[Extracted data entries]

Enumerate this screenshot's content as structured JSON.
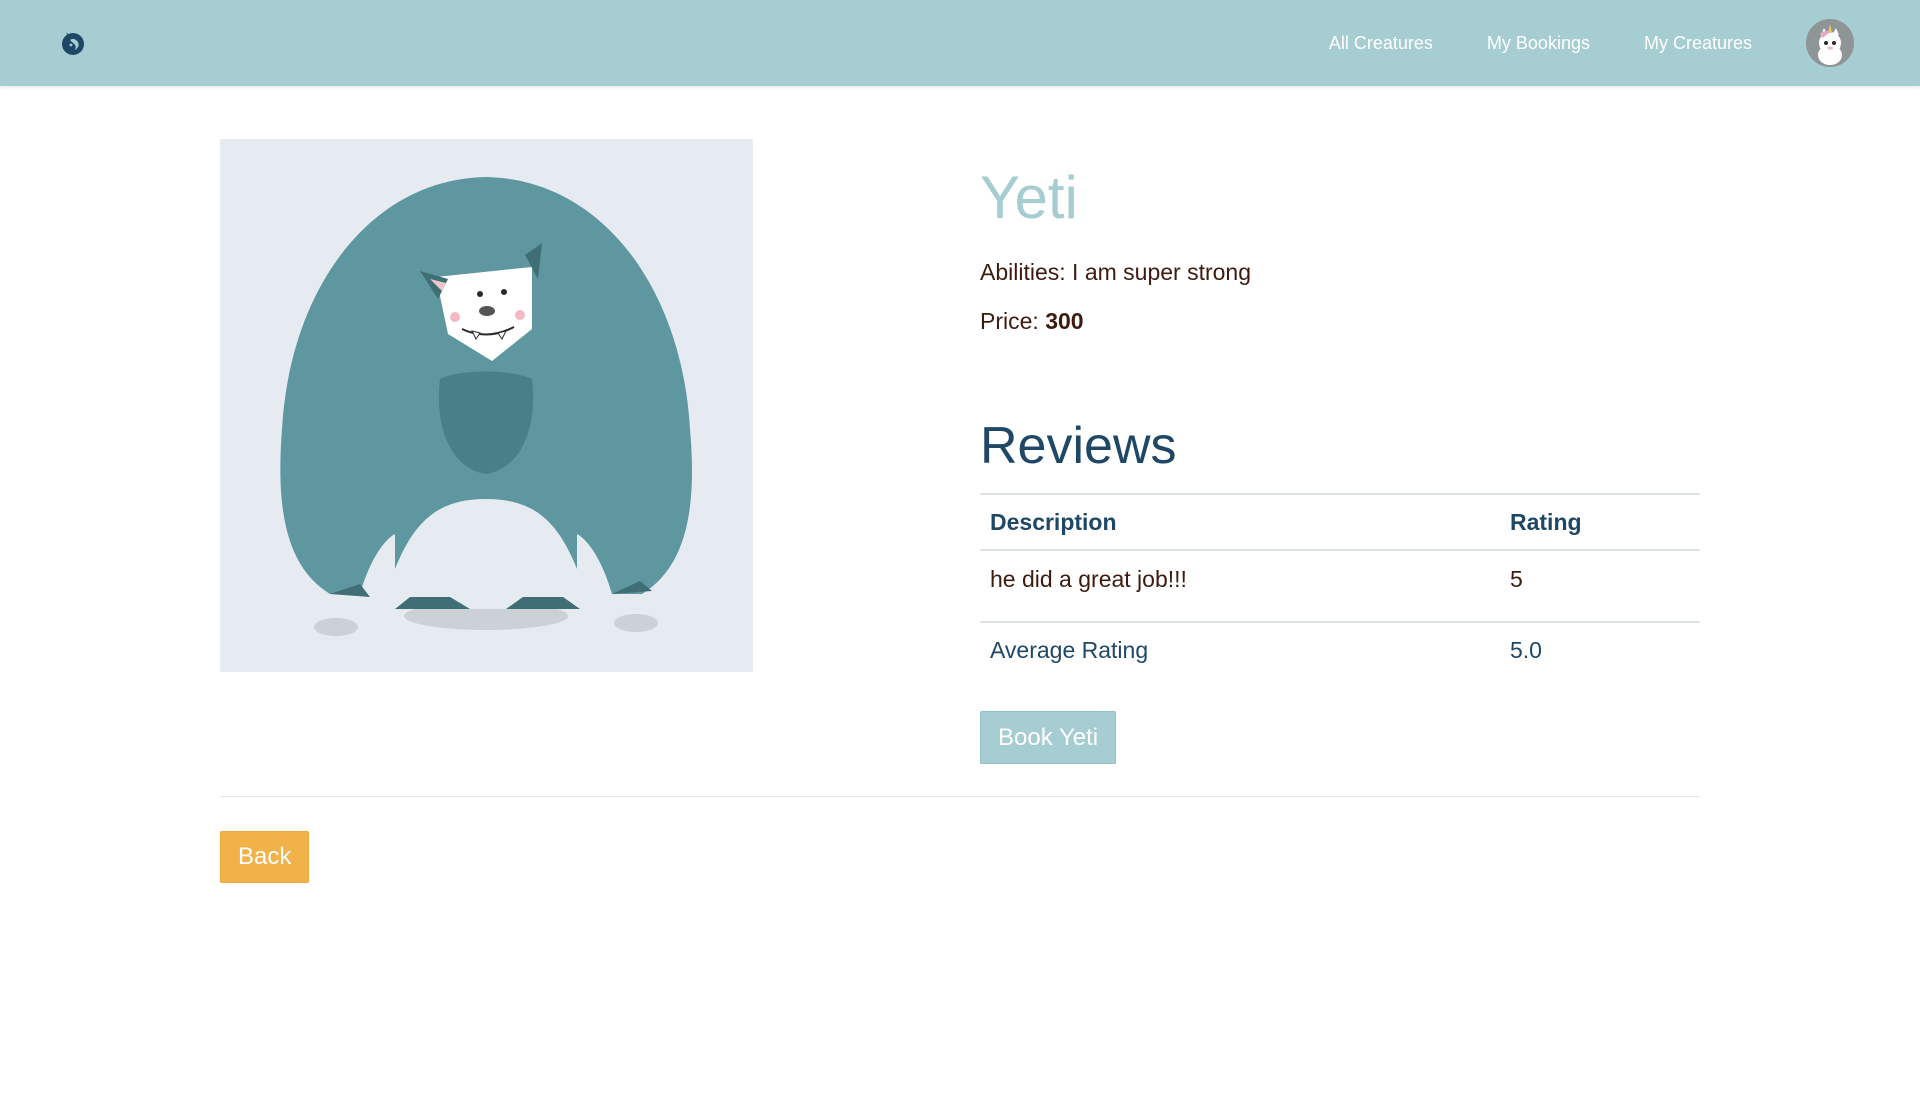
{
  "navbar": {
    "brand_icon": "unicorn-logo-icon",
    "links": [
      "All Creatures",
      "My Bookings",
      "My Creatures"
    ],
    "avatar_icon": "unicorn-avatar-icon",
    "background": "#a6cdd1"
  },
  "creature": {
    "name": "Yeti",
    "ability_label": "Abilities:",
    "ability_value": "I am super strong",
    "price_label": "Price:",
    "price_value": "300",
    "image_icon": "yeti-illustration"
  },
  "reviews": {
    "title": "Reviews",
    "columns": [
      "Description",
      "Rating"
    ],
    "rows": [
      {
        "description": "he did a great job!!!",
        "rating": "5"
      }
    ],
    "average_label": "Average Rating",
    "average_value": "5.0"
  },
  "actions": {
    "book_label": "Book Yeti",
    "back_label": "Back"
  },
  "colors": {
    "accent": "#a6cdd1",
    "heading": "#1f4766",
    "text": "#3d1c0f",
    "back_button": "#f1b24a"
  }
}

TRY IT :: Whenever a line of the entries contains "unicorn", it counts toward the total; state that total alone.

ANSWER SPACE :: 2